I am moved by the incredible power of the human spirit to maintain hope, especially when ordinary lives are in jeopardy because of war. Daughters of War is about people, not horrors. The external driver is the war, but the heart of the story is how my three Anglo-French ‘Baudin’ sisters cope with it and each other. The sister relationship was my inspiration – the deep bonds, the arguments, the jealousies, and the secrets. They have to learn to be brave, just as my mother did during WWII when, at just fourteen, she was a fire watcher on the roof of Boots the chemist in Sheffield. While I was writing, I often wondered how she must have felt, and I needed to access that.
My mother married young and three years after the end of WWII, I was born in Malaysia, known then as British Malaya. While the war had ended, the danger had not. I grew up during the ensuing Malayan ‘Emergency’ in reality a time of prolonged guerrilla warfare. WWII was not a distant memory but an on-going presence. Malaya had been crushed by the Japanese occupation and my father’s job was to restore the country’s broken postal systems. Tricky when he could be fired upon by so-called Chinese ‘terrorists’ concealed in the jungles and fighting for Malaya to become a communist state.
Most readers want to feel something when they read, and to write fiction that evokes emotion you must open yourself up in front of everyone. When I’m writing I’m on as much of a heart-felt journey as my characters, and ultimately my readers. WWII offers ready-made epic escapist fiction, delivering antagonists, enemies, and heroes. The unusual challenges the characters face should evoke an emotional response, but only if an author can capture moments that connect with a reader’s own experience of life.
I hit on the idea of viewing the war from a rural village perspective. I wanted my readers to escape to the exquisite beauty and tranquillity of The Dordogne, an area of outstanding natural beauty, but threatened by the war. Its lush landscape with hill-top villages overlooking valleys, gorges, caves, waterfalls, and rivers, plus the famous medieval towns, castles, and chateaux, was a perfect contrast with what was happening in 1944.
In Daughters of War, my three sisters are desperate for liberation from the brutal Nazi occupation and for normal life to return. People are hungry or in hiding, there are executions and disappearances. I wanted to write women my readers would really root for. Most of us like characters who change and grow just as we do. We like their stories to touch our hearts. We want to care, to love the characters or hate them, to feel suspense, fear, or joy along with them.
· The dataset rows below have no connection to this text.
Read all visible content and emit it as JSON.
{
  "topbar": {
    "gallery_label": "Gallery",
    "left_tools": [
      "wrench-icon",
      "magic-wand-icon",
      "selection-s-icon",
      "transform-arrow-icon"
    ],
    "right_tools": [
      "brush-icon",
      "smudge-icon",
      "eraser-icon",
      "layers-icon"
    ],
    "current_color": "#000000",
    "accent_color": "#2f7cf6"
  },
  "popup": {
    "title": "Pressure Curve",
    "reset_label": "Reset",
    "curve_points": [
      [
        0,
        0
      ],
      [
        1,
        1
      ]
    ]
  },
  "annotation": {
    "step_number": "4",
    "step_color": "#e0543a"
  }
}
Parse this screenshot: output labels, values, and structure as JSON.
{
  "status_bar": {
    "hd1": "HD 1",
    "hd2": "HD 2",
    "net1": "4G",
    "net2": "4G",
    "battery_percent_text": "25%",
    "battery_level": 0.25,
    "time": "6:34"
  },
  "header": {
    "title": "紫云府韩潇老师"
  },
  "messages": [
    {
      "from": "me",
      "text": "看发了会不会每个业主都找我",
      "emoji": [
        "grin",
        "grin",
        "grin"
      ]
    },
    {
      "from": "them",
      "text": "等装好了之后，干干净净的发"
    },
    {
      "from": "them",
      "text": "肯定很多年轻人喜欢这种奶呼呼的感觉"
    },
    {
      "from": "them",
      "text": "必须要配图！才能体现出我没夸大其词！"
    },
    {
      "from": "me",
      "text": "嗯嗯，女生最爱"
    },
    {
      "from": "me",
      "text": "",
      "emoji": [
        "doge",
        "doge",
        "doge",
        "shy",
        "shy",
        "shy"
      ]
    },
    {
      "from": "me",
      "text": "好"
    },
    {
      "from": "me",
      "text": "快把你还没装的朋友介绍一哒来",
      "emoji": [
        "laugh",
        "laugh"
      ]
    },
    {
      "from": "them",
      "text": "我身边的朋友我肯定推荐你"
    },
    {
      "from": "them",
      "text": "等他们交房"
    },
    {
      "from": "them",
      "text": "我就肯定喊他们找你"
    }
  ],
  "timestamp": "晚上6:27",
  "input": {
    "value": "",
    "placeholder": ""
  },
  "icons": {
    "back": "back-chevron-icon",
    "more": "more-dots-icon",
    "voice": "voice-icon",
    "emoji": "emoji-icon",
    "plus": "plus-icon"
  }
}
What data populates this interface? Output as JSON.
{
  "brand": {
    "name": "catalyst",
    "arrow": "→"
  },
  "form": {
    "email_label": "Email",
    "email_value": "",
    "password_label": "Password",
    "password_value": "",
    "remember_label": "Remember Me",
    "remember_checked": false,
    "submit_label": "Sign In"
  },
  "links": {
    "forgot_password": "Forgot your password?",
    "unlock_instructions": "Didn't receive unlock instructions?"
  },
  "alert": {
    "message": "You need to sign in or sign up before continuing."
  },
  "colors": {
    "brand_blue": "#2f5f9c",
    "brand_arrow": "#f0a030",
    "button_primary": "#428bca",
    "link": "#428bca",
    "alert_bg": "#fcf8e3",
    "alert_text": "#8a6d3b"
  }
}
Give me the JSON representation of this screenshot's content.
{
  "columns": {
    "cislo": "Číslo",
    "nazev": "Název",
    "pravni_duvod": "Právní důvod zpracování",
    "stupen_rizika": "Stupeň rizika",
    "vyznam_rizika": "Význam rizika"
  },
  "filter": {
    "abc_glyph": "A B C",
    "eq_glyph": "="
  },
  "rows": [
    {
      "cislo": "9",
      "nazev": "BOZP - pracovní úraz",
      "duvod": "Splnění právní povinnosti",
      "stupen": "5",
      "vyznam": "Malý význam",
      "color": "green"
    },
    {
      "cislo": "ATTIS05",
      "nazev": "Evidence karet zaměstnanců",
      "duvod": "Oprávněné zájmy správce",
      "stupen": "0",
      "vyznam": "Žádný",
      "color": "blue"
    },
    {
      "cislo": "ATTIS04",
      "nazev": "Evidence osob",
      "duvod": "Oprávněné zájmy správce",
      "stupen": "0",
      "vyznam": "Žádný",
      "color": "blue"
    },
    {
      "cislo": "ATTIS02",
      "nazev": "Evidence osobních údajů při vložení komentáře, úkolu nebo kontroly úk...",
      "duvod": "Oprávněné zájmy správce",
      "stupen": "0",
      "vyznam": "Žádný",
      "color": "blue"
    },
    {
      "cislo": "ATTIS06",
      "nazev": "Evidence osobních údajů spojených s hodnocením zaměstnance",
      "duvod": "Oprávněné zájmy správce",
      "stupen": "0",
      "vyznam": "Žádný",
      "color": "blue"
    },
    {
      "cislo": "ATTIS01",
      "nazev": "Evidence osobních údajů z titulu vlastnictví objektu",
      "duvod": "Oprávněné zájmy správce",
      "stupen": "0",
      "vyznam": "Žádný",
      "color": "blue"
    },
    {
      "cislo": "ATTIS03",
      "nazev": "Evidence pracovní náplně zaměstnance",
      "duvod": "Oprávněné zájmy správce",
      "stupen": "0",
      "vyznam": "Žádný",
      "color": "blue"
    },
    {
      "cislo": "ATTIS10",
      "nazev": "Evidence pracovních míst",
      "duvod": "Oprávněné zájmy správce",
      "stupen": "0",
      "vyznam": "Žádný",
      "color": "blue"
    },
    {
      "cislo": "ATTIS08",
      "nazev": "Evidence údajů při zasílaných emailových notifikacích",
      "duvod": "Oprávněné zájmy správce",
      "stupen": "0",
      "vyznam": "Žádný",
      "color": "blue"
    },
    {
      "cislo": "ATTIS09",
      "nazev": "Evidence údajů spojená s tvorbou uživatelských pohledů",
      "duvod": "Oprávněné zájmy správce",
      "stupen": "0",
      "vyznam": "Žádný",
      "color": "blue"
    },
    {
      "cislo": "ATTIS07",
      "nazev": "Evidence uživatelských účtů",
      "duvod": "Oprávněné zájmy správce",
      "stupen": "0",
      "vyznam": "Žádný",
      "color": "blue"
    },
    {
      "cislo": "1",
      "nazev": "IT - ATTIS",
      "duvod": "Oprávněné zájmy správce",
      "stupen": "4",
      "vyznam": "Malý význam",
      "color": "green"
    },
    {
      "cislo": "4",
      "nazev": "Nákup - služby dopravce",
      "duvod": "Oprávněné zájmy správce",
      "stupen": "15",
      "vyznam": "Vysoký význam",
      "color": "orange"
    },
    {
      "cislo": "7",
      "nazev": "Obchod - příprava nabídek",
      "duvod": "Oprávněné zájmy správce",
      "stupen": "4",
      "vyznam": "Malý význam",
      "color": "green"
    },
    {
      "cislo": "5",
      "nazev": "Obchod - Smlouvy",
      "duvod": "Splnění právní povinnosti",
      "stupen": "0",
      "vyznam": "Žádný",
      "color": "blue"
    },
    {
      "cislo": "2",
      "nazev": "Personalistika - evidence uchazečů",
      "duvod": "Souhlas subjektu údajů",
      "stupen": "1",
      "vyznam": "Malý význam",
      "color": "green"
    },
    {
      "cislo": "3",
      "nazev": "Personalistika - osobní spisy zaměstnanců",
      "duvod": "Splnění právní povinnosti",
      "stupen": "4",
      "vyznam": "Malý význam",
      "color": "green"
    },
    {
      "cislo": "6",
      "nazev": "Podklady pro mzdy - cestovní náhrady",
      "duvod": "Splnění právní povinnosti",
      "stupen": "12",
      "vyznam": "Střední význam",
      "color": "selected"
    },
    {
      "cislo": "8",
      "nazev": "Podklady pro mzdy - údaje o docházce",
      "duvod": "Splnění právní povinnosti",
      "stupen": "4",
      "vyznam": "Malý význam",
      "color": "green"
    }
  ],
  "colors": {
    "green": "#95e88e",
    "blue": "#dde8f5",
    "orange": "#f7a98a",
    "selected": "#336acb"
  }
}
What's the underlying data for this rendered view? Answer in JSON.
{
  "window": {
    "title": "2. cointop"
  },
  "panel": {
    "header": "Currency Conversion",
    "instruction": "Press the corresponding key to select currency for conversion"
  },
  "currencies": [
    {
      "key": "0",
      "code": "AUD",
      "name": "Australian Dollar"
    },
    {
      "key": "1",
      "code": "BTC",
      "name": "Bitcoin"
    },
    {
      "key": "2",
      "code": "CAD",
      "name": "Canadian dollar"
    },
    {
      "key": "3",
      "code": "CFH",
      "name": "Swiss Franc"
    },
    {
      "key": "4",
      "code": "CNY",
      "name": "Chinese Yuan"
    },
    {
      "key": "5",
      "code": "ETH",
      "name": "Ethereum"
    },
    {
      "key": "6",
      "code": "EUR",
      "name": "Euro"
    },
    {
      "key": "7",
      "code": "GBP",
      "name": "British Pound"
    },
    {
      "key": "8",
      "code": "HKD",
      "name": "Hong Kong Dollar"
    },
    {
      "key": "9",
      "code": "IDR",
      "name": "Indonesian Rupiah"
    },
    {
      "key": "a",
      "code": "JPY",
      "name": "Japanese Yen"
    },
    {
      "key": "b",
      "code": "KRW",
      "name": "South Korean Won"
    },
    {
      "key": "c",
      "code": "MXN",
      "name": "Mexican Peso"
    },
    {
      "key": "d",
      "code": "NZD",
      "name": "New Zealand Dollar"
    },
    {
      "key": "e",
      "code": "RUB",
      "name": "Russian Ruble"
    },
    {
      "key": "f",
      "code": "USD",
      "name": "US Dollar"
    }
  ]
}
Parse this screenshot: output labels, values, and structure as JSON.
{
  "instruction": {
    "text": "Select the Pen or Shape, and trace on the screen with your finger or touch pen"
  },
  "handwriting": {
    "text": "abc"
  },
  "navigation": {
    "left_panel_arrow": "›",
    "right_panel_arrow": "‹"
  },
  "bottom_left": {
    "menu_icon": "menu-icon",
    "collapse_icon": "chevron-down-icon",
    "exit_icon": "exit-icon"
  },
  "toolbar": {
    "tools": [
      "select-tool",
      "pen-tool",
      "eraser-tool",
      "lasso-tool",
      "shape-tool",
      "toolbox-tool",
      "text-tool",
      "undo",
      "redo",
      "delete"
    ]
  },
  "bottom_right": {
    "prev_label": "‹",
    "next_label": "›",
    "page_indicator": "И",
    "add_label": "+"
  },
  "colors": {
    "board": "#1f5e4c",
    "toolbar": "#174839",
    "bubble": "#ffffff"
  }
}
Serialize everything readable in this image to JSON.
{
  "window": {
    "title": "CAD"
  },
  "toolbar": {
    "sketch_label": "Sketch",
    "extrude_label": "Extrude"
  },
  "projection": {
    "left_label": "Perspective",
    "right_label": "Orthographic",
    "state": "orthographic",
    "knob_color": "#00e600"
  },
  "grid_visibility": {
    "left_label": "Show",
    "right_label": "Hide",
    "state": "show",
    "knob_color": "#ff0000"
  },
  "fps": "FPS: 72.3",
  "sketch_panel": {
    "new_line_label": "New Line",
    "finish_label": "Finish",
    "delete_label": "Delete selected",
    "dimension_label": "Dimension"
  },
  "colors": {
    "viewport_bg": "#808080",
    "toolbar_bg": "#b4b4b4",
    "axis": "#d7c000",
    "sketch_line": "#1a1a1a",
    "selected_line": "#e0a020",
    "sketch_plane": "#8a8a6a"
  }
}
So, how do the three women find courage and a reason to go on in the face of such darkness? How do any of us? My darkest time, when I lost my teenage son in a motorbike accident, almost broke me. But not quite. Before it happened, I was certain I would never recover from the loss of one of my children. And yet, although it was terribly hard and took a huge toll, I dug deep and found strength I didn’t know I had. And that’s the key to it all. That’s what so exciting in fiction. None of us know what we can do until we are faced with a situation that forces us to find out. One of the ways I survived was by, at the age of sixty, drawing on the experience and writing my first novel.
The pandemic robbed me of a visit to France this time and I had to rely on my memories. I wrote the initial draft during the first lockdown here in the UK in 2020. It wasn’t as terrifying as a war, but we were also living under abnormal constraints. There was something ‘out there’ to fear. We were isolated. Uncertain. None of us knew the outcome. Facing restrictions, while writing about restriction, opened my mind to the fortitude and courage of people who lived through WWII. I hope that has resulted in a genuine emotional heart to the book – for me it’s the most important thing.